### TASK DETAILS
Give a count of the lines below that have the string "висновок" in them, with no other words.

Segment Open

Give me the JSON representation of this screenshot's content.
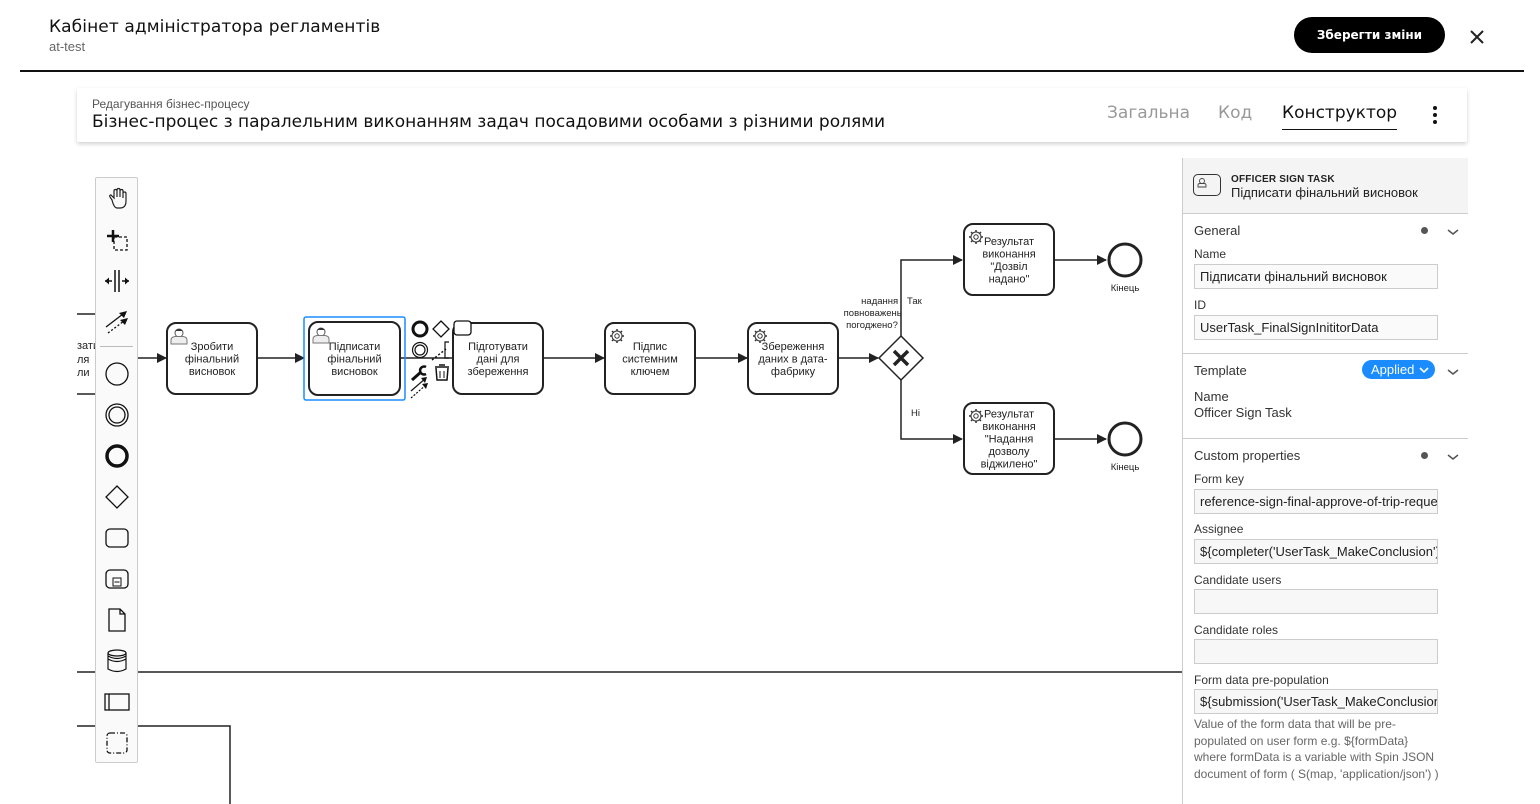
{
  "header": {
    "title": "Кабінет адміністратора регламентів",
    "subtitle": "at-test",
    "save_label": "Зберегти зміни",
    "close_icon": "close-icon"
  },
  "process": {
    "breadcrumb": "Редагування бізнес-процесу",
    "title": "Бізнес-процес з паралельним виконанням задач посадовими особами з різними ролями",
    "tabs": [
      {
        "label": "Загальна",
        "active": false
      },
      {
        "label": "Код",
        "active": false
      },
      {
        "label": "Конструктор",
        "active": true
      }
    ],
    "more_icon": "more-vertical-icon"
  },
  "palette": {
    "tools": [
      {
        "name": "hand-tool-icon"
      },
      {
        "name": "lasso-tool-icon"
      },
      {
        "name": "space-tool-icon"
      },
      {
        "name": "global-connect-tool-icon"
      },
      {
        "name": "create-start-event-icon"
      },
      {
        "name": "create-intermediate-event-icon"
      },
      {
        "name": "create-end-event-icon"
      },
      {
        "name": "create-gateway-icon"
      },
      {
        "name": "create-task-icon"
      },
      {
        "name": "create-subprocess-icon"
      },
      {
        "name": "create-data-object-icon"
      },
      {
        "name": "create-data-store-icon"
      },
      {
        "name": "create-pool-icon"
      },
      {
        "name": "create-group-icon"
      }
    ]
  },
  "diagram": {
    "partial_left_text": [
      "зати",
      "ля",
      "ли"
    ],
    "tasks": [
      {
        "id": "make-conclusion",
        "type": "user",
        "lines": [
          "Зробити",
          "фінальний",
          "висновок"
        ]
      },
      {
        "id": "sign-conclusion",
        "type": "user",
        "selected": true,
        "lines": [
          "Підписати",
          "фінальний",
          "висновок"
        ]
      },
      {
        "id": "prepare-data",
        "type": "plain",
        "lines": [
          "Підготувати",
          "дані для",
          "збереження"
        ]
      },
      {
        "id": "system-sign",
        "type": "service",
        "lines": [
          "Підпис",
          "системним",
          "ключем"
        ]
      },
      {
        "id": "save-data",
        "type": "service",
        "lines": [
          "Збереження",
          "даних в дата-",
          "фабрику"
        ]
      },
      {
        "id": "result-granted",
        "type": "service",
        "lines": [
          "Результат",
          "виконання",
          "\"Дозвіл",
          "надано\""
        ]
      },
      {
        "id": "result-denied",
        "type": "service",
        "lines": [
          "Результат",
          "виконання",
          "\"Надання",
          "дозволу",
          "віджилено\""
        ]
      }
    ],
    "gateway_label": [
      "надання",
      "повноважень",
      "погоджено?"
    ],
    "flow_yes": "Так",
    "flow_no": "Ні",
    "end_label_1": "Кінець",
    "end_label_2": "Кінець"
  },
  "properties": {
    "element_type": "OFFICER SIGN TASK",
    "element_name": "Підписати фінальний висновок",
    "general": {
      "title": "General",
      "name_label": "Name",
      "name_value": "Підписати фінальний висновок",
      "id_label": "ID",
      "id_value": "UserTask_FinalSignInititorData"
    },
    "template": {
      "title": "Template",
      "badge": "Applied",
      "name_label": "Name",
      "name_value": "Officer Sign Task"
    },
    "custom": {
      "title": "Custom properties",
      "form_key_label": "Form key",
      "form_key_value": "reference-sign-final-approve-of-trip-request",
      "assignee_label": "Assignee",
      "assignee_value": "${completer('UserTask_MakeConclusion').userId}",
      "candidate_users_label": "Candidate users",
      "candidate_users_value": "",
      "candidate_roles_label": "Candidate roles",
      "candidate_roles_value": "",
      "prepop_label": "Form data pre-population",
      "prepop_value": "${submission('UserTask_MakeConclusion').formData}",
      "prepop_desc": "Value of the form data that will be pre-populated on user form e.g. ${formData} where formData is a variable with Spin JSON document of form ( S(map, 'application/json') )"
    }
  },
  "colors": {
    "selection": "#1a8cff",
    "applied_badge": "#1a8cff",
    "primary_button": "#000000"
  }
}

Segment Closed

### PROBLEM SOLUTION
4